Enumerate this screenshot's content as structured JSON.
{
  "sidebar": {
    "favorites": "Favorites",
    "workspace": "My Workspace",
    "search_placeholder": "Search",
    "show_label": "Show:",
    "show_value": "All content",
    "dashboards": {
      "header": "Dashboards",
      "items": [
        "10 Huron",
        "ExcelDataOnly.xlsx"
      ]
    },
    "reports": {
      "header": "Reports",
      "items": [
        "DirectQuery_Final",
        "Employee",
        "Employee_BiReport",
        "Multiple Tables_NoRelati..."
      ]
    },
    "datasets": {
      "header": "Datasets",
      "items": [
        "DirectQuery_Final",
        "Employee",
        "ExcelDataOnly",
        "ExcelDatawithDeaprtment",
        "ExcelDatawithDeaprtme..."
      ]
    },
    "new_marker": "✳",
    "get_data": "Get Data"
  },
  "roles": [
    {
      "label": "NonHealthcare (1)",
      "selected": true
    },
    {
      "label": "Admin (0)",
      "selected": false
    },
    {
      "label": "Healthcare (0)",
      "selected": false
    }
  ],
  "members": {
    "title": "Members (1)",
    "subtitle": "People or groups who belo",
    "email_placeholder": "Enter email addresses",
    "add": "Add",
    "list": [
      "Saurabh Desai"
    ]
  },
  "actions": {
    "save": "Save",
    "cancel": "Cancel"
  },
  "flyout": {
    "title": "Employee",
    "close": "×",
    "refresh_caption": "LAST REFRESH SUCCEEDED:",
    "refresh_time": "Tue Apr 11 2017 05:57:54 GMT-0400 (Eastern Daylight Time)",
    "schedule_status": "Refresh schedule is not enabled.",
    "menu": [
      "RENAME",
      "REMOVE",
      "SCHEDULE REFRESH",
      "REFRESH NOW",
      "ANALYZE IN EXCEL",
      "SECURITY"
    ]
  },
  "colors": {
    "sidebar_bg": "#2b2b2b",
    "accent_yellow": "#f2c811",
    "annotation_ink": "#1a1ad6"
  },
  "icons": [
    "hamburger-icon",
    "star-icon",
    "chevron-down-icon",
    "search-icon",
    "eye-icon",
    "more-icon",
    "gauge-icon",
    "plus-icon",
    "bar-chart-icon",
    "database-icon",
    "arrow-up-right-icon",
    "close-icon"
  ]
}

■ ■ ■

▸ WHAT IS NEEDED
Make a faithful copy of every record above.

▸ PROBLEM SOLUTION
Enumerate this screenshot's content as structured JSON.
{
  "sidebar": {
    "favorites": "Favorites",
    "workspace": "My Workspace",
    "search_placeholder": "Search",
    "show_label": "Show:",
    "show_value": "All content",
    "dashboards": {
      "header": "Dashboards",
      "items": [
        "10 Huron",
        "ExcelDataOnly.xlsx"
      ]
    },
    "reports": {
      "header": "Reports",
      "items": [
        "DirectQuery_Final",
        "Employee",
        "Employee_BiReport",
        "Multiple Tables_NoRelati..."
      ]
    },
    "datasets": {
      "header": "Datasets",
      "items": [
        "DirectQuery_Final",
        "Employee",
        "ExcelDataOnly",
        "ExcelDatawithDeaprtment",
        "ExcelDatawithDeaprtme..."
      ]
    },
    "new_marker": "✳",
    "get_data": "Get Data"
  },
  "roles": [
    {
      "label": "NonHealthcare (1)",
      "selected": true
    },
    {
      "label": "Admin (0)",
      "selected": false
    },
    {
      "label": "Healthcare (0)",
      "selected": false
    }
  ],
  "members": {
    "title": "Members (1)",
    "subtitle": "People or groups who belo",
    "email_placeholder": "Enter email addresses",
    "add": "Add",
    "list": [
      "Saurabh Desai"
    ]
  },
  "actions": {
    "save": "Save",
    "cancel": "Cancel"
  },
  "flyout": {
    "title": "Employee",
    "close": "×",
    "refresh_caption": "LAST REFRESH SUCCEEDED:",
    "refresh_time": "Tue Apr 11 2017 05:57:54 GMT-0400 (Eastern Daylight Time)",
    "schedule_status": "Refresh schedule is not enabled.",
    "menu": [
      "RENAME",
      "REMOVE",
      "SCHEDULE REFRESH",
      "REFRESH NOW",
      "ANALYZE IN EXCEL",
      "SECURITY"
    ]
  },
  "colors": {
    "sidebar_bg": "#2b2b2b",
    "accent_yellow": "#f2c811",
    "annotation_ink": "#1a1ad6"
  },
  "icons": [
    "hamburger-icon",
    "star-icon",
    "chevron-down-icon",
    "search-icon",
    "eye-icon",
    "more-icon",
    "gauge-icon",
    "plus-icon",
    "bar-chart-icon",
    "database-icon",
    "arrow-up-right-icon",
    "close-icon"
  ]
}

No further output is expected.